**HOW TO COMPLETE THIS TASK:**
This task calls for printing every entry exactly.

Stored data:
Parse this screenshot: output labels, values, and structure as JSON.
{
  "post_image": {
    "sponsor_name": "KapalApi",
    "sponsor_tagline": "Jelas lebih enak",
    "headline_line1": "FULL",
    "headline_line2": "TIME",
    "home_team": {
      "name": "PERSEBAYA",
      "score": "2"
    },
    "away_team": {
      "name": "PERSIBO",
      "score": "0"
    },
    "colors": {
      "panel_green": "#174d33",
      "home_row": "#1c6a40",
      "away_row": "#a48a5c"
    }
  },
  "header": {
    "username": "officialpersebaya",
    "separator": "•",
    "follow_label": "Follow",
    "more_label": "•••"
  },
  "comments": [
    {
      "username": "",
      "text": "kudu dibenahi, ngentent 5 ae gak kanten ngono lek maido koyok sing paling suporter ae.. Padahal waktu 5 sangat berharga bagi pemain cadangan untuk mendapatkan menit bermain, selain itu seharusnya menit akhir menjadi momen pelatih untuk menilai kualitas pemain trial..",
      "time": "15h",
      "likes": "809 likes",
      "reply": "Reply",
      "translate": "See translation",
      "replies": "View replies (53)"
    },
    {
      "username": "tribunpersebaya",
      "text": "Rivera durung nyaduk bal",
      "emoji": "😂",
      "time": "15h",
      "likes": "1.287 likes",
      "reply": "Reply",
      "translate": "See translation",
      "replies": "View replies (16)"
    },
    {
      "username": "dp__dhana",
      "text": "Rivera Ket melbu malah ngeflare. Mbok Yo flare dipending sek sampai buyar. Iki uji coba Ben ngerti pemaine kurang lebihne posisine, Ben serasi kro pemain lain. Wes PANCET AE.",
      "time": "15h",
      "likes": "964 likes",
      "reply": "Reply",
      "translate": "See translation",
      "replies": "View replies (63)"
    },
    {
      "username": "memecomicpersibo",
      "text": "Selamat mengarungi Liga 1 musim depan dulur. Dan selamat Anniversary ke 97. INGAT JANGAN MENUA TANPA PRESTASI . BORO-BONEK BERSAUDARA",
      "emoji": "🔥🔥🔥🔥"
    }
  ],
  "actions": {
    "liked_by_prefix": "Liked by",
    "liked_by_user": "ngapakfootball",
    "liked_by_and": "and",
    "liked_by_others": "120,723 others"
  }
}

**RESPONSE TO THE EXERCISE:**
Parse this screenshot: output labels, values, and structure as JSON.
{
  "post_image": {
    "sponsor_name": "KapalApi",
    "sponsor_tagline": "Jelas lebih enak",
    "headline_line1": "FULL",
    "headline_line2": "TIME",
    "home_team": {
      "name": "PERSEBAYA",
      "score": "2"
    },
    "away_team": {
      "name": "PERSIBO",
      "score": "0"
    },
    "colors": {
      "panel_green": "#174d33",
      "home_row": "#1c6a40",
      "away_row": "#a48a5c"
    }
  },
  "header": {
    "username": "officialpersebaya",
    "separator": "•",
    "follow_label": "Follow",
    "more_label": "•••"
  },
  "comments": [
    {
      "username": "",
      "text": "kudu dibenahi, ngentent 5 ae gak kanten ngono lek maido koyok sing paling suporter ae.. Padahal waktu 5 sangat berharga bagi pemain cadangan untuk mendapatkan menit bermain, selain itu seharusnya menit akhir menjadi momen pelatih untuk menilai kualitas pemain trial..",
      "time": "15h",
      "likes": "809 likes",
      "reply": "Reply",
      "translate": "See translation",
      "replies": "View replies (53)"
    },
    {
      "username": "tribunpersebaya",
      "text": "Rivera durung nyaduk bal",
      "emoji": "😂",
      "time": "15h",
      "likes": "1.287 likes",
      "reply": "Reply",
      "translate": "See translation",
      "replies": "View replies (16)"
    },
    {
      "username": "dp__dhana",
      "text": "Rivera Ket melbu malah ngeflare. Mbok Yo flare dipending sek sampai buyar. Iki uji coba Ben ngerti pemaine kurang lebihne posisine, Ben serasi kro pemain lain. Wes PANCET AE.",
      "time": "15h",
      "likes": "964 likes",
      "reply": "Reply",
      "translate": "See translation",
      "replies": "View replies (63)"
    },
    {
      "username": "memecomicpersibo",
      "text": "Selamat mengarungi Liga 1 musim depan dulur. Dan selamat Anniversary ke 97. INGAT JANGAN MENUA TANPA PRESTASI . BORO-BONEK BERSAUDARA",
      "emoji": "🔥🔥🔥🔥"
    }
  ],
  "actions": {
    "liked_by_prefix": "Liked by",
    "liked_by_user": "ngapakfootball",
    "liked_by_and": "and",
    "liked_by_others": "120,723 others"
  }
}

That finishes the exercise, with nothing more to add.